*Extracted records*.
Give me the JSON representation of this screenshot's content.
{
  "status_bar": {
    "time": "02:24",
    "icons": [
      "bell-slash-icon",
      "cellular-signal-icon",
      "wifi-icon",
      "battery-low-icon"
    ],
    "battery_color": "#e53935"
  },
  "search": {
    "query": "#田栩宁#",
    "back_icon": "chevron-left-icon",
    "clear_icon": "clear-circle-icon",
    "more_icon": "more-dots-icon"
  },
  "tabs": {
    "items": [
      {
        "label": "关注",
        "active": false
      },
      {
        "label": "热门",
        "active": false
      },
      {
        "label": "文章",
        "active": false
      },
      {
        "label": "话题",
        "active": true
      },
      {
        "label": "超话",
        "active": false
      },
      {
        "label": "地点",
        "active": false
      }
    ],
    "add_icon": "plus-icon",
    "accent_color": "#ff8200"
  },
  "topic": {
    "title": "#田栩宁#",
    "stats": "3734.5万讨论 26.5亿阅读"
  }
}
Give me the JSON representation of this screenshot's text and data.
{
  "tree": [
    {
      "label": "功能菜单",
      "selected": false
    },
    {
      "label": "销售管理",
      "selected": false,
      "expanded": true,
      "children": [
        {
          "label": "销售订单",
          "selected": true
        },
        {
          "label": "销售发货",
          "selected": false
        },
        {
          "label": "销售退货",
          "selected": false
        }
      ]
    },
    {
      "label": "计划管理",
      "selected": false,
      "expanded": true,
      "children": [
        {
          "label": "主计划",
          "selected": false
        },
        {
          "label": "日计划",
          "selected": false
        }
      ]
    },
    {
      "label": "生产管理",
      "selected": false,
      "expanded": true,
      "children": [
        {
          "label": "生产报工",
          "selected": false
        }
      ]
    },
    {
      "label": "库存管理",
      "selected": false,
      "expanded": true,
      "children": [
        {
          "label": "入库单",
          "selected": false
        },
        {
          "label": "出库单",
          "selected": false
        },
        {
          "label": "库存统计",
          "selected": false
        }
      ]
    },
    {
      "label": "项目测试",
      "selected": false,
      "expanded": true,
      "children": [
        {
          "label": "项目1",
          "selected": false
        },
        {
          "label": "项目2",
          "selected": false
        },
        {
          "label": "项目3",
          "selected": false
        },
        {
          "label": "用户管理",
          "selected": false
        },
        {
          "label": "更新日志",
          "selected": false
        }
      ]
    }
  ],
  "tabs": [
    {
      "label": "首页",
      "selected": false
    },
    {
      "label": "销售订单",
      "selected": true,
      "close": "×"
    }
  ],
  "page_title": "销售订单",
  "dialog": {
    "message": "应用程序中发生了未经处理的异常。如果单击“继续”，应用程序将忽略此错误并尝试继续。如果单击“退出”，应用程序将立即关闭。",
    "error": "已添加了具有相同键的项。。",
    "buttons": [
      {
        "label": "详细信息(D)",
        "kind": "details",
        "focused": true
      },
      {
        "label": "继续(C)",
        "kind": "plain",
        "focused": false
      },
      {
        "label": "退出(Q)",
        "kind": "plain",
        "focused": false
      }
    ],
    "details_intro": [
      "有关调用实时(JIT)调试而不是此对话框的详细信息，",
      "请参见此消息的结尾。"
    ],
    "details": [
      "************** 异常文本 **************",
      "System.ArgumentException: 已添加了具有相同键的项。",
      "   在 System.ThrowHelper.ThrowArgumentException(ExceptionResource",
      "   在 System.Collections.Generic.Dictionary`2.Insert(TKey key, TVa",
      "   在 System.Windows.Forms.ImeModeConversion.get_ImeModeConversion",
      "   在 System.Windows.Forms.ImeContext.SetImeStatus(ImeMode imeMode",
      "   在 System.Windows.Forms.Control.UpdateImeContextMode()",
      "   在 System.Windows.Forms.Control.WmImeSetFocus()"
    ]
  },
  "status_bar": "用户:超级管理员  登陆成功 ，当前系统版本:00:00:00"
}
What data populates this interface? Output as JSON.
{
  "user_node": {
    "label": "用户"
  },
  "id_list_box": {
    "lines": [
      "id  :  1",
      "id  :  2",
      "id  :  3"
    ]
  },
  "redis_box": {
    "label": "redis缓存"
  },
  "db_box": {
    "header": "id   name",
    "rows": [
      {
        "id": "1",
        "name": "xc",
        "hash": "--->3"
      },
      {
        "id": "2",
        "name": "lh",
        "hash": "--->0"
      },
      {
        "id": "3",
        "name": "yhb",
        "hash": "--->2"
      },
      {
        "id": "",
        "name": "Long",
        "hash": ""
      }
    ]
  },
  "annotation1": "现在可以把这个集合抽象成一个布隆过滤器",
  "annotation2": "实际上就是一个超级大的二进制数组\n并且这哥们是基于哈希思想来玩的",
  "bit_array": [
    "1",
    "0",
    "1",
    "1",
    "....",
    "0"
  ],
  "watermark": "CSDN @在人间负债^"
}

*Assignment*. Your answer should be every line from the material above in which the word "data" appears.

*Task result*.
Give me the JSON representation of this screenshot's text and data.
What data populates this interface? Output as JSON.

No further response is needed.